Yuxin Cai, Anirudh Sounderrajan and Luca Serventi*
Department of Wine, Food and Molecular Bioscience, Lincoln University, New Zealand
*Corresponding Author: Luca Serventi, Department of Wine, Food and Molecular Biosciences, Faculty of Agriculture and Life Sciences, Lincoln University, Lincoln, Christchurch, New Zealand.
Received: April 28, 2020; Published: May 29, 2020
Water kefir is a traditional beverage made from the symbiotic fermentation of kefir grains with sweetened water. Fruits such as apples, figs and kiwifruits can be used as flavouring agent or as source of fermentable sugars. Vegetables like pumpkin work similarly as fermentation substrate. This process is carried out at 25 - 30°C in anaerobic conditions, leading to a pH of 3.5 - 4.5 and alcohol content below 1%. The yeast strains mainly belong to Kluyveromyces and Saccharomyces. It is particularly rich in probiotics, such as the lactic acid bacteria Acetobacter spp., Lactobacillus acidophilus, brevis, casei, fermentum, helveticus, kefiri, kefiranofaciens parakefiri, lactis and Leuconostoc mesenteroides. In addition, yeast strains of Kluyveromyces lactis and Saccharomyces cerevisiae are typically present. These microorganisms are embedded in a matrix of kefiran, soluble fibre with hypocholesterolemic and hepatoprotective activities. Fermentation operated by kefir grains on fruit releases glutathione, organic acids and phenolic compounds, all of which act as antioxidants. Water kefir owes its distinctive sour aroma and flavour to lactic acid and alcoholic fermentation. Fruits and vegetables can provide nutrients such as amino acid, vitamins and minerals. Fermentation-induced hydrolysis of fibre releases sugars that lower kefir sourness in favour of sweeter notes.

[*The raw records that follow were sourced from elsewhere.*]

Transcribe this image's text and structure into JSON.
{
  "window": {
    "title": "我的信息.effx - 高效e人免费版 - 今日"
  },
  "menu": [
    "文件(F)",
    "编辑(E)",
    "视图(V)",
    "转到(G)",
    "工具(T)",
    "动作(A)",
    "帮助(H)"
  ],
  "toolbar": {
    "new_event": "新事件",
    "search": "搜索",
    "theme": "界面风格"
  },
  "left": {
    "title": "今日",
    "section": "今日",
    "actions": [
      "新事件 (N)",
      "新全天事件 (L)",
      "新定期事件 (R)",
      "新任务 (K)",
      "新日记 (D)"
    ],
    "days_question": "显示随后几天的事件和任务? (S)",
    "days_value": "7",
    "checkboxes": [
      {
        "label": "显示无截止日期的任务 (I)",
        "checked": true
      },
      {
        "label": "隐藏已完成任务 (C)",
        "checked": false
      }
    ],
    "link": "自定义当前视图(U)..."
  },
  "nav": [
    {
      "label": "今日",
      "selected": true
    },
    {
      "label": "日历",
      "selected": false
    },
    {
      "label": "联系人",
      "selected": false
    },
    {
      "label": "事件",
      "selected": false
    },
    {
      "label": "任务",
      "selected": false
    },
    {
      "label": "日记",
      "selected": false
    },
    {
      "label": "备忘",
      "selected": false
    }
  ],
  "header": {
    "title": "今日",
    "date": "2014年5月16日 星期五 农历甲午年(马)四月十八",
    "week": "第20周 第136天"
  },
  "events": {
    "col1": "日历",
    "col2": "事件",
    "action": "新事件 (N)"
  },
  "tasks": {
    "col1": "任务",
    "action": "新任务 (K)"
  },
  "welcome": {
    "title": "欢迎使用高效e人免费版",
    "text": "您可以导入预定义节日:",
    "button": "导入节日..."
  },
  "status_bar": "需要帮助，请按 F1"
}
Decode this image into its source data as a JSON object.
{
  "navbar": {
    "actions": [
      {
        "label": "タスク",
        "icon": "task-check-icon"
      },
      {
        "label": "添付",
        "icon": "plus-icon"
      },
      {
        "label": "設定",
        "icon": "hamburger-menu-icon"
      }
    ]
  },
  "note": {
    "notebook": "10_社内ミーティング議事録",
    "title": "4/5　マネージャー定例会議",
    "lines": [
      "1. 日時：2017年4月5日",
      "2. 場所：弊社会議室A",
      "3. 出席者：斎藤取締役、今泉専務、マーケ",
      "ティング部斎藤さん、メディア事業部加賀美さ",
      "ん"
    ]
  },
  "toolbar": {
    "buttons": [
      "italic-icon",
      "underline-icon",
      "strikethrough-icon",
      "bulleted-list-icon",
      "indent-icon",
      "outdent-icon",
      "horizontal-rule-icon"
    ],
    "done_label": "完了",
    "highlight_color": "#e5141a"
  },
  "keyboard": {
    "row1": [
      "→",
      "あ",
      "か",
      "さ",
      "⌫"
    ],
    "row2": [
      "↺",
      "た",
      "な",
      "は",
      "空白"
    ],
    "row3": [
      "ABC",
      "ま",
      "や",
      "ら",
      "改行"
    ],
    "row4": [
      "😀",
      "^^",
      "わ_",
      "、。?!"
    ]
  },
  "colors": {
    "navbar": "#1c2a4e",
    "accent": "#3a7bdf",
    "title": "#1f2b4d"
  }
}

Keywords: Fruits; Kefir; Lactic Acid Bacteria; Probiotic; Symbiotic Fermentation; Water
Citation: Luca Serventi., et al. “Water Kefir: A Review of its Microbiological Profile, Antioxidant Potential and Sensory Quality". Acta Scientific Nutritional Health 4.6 (2020): 10-17.
Copyright: © 2020 Luca Serventi., et al. This is an open-access article distributed under the terms of the Creative Commons Attribution License, which permits unrestricted use, distribution, and reproduction in any medium, provided the original author and source are credited.